- [DIRECTIONS]:
Scan the material for the word "value" and return every matching line.
··· RECORDS TO USE ···
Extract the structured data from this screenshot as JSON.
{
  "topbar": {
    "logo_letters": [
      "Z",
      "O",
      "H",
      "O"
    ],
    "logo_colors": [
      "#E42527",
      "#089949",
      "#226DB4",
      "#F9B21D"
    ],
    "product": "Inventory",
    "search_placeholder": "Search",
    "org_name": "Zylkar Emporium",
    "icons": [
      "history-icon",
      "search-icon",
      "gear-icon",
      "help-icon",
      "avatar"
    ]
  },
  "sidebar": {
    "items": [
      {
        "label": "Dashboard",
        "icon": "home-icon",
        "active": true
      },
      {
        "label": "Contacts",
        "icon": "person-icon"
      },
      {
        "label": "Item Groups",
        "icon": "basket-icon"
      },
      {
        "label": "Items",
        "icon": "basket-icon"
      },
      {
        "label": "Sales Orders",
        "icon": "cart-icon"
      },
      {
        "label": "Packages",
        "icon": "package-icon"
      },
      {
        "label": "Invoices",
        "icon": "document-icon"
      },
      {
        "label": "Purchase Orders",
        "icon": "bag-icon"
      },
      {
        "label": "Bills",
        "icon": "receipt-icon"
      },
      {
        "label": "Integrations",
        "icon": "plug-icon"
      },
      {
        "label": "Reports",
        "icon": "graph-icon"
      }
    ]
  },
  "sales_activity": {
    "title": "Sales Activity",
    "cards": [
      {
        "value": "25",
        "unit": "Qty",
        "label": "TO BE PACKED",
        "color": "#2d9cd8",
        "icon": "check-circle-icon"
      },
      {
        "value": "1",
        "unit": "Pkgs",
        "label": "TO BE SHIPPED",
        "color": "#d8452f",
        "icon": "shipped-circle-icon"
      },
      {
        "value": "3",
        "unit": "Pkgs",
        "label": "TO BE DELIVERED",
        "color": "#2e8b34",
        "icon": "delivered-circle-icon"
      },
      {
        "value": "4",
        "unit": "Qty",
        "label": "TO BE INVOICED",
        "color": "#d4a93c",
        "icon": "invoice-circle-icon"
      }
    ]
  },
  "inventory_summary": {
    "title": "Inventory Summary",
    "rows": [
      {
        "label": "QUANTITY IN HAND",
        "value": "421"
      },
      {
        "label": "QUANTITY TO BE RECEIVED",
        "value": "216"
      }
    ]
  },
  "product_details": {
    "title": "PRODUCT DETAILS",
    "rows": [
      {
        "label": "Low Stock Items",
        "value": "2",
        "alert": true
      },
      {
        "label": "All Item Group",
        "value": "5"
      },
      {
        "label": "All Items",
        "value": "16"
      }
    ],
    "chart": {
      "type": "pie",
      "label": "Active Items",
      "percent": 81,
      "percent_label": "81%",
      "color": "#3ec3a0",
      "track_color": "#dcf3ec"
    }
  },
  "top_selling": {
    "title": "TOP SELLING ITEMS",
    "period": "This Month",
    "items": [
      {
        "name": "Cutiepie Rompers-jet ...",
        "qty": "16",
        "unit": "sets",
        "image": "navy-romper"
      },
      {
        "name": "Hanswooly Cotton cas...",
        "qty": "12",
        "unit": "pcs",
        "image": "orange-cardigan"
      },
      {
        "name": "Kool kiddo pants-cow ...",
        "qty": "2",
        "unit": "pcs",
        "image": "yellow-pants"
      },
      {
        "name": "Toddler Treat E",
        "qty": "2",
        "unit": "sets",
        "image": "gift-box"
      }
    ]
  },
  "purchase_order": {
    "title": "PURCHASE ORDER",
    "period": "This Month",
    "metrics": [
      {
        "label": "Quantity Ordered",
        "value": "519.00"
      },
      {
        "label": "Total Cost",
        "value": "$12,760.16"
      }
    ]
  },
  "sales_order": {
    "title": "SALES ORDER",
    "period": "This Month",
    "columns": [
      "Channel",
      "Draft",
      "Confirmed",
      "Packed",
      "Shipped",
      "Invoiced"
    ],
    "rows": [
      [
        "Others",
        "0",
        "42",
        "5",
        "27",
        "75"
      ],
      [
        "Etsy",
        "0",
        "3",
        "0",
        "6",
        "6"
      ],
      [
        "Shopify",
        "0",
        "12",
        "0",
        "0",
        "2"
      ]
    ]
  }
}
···
- [TASK SOLUTION]:
        "value": "25",
        "value": "1",
        "value": "3",
        "value": "4",
        "value": "421"
        "value": "216"
        "value": "2",
        "value": "5"
        "value": "16"
        "value": "519.00"
        "value": "$12,760.16"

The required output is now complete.